The lottery is a form of gambling where people purchase tickets for a chance to win money or other prizes. It is a popular pastime in the United States, and people play it for fun or to try to improve their lives. While many people believe that there is a strategy to winning the lottery, it is mostly about luck and hoping for the best. There are a few tips that can help people win the lottery, but it is important to remember that it is a game of chance.
While it is true that the chances of winning a lottery are very low, there is also a lot of hype surrounding the lottery. The main reason is that the jackpots are enormous, and people are drawn to this promise of instant riches. It is a human instinct to want to gamble, and the lottery capitalizes on this by advertising massive jackpots in billboards. It is also a tax on poorer people, and it contributes to economic inequality.
There are many different ways to play the lottery, but most of them involve paying for a ticket and picking numbers from a group. Some of these are instant-win scratch-off games, while others are daily or weekly games where players select a combination of numbers. There are also state-wide lotteries that offer bigger prizes, such as a multimillion-dollar jackpot.
In the United States, there are more than 40 state-run lotteries. These lotteries raise billions of dollars annually for public programs. While some of the proceeds are spent on education, other funds are used for health care and other community services. However, the majority of the lottery’s revenues are derived from a small percentage of people who play. These players are disproportionately drawn from middle-income neighborhoods and do not reflect the overall population. The economics of the lottery are complex, and it is not clear whether its benefits outweigh the costs.
The term “lottery” derives from the Dutch word for fate (“lot”). In colonial America, lotteries played a major role in raising money for both private and public projects. These projects included roads, canals, bridges, churches, colleges, and schools. In addition, lotteries were a popular source of revenue during the French and Indian War.
It is possible to increase your odds of winning by buying more tickets. But be sure to buy them at the right time. This will help you increase your chances of getting all the numbers correctly. Additionally, be sure to avoid choosing numbers that are similar or grouped together. Try to find some unique numbers that will stand out and be memorable.

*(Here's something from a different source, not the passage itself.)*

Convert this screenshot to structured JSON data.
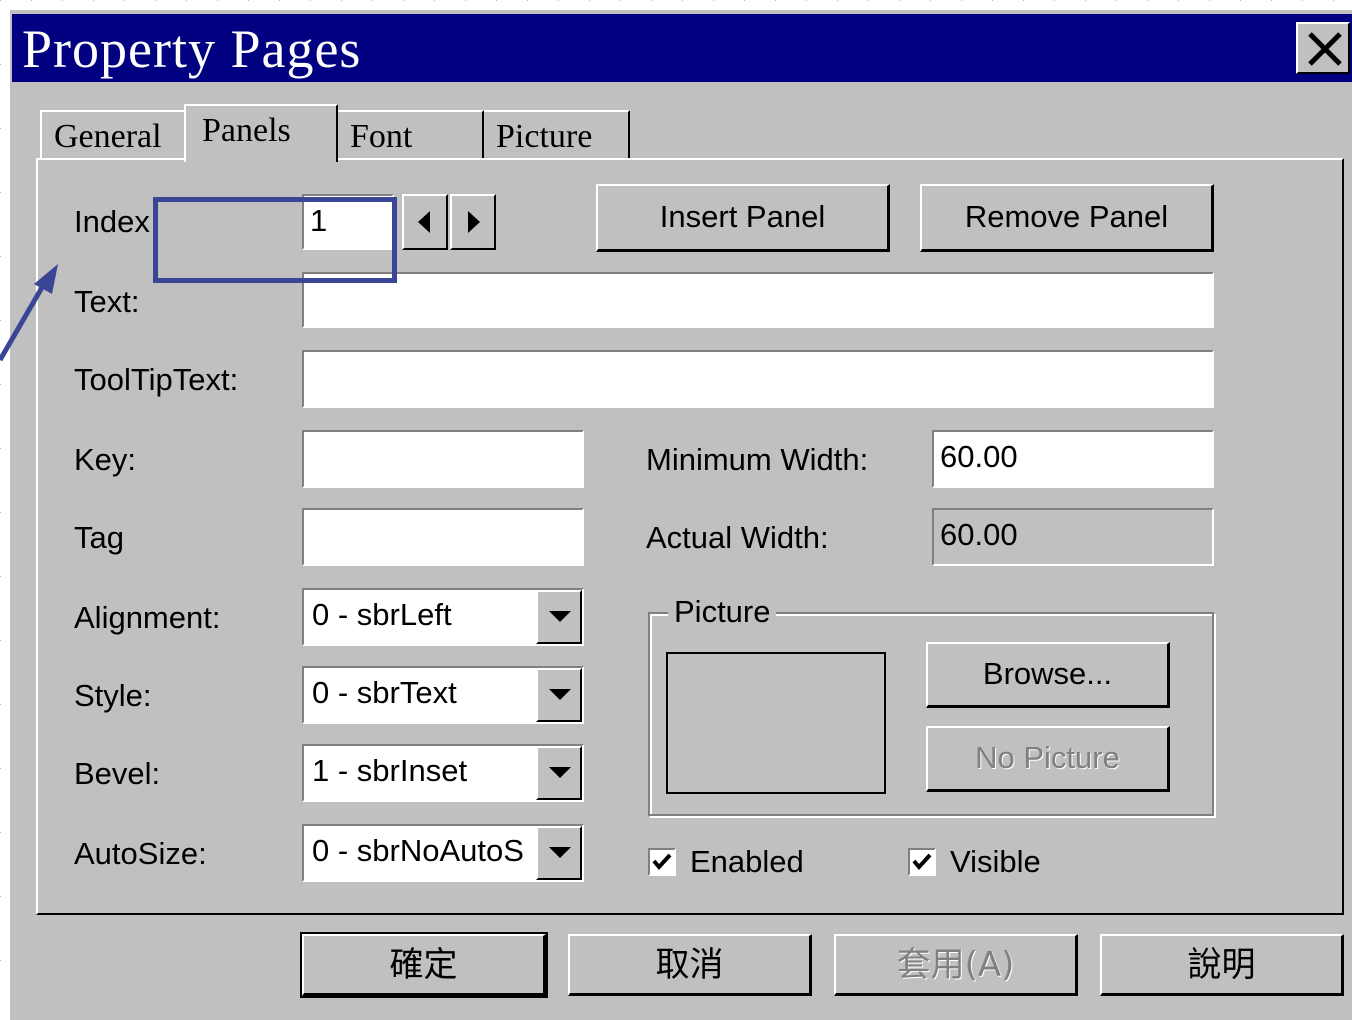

In a way, the lottery is a classic example of how government policy works. Decisions are made piecemeal and incrementally, and authority is fragmented between the legislative and executive branches. This makes it hard to have a coherent policy on gambling. As a result, lottery officials inherit policies and a dependency on revenues that they can do little to change.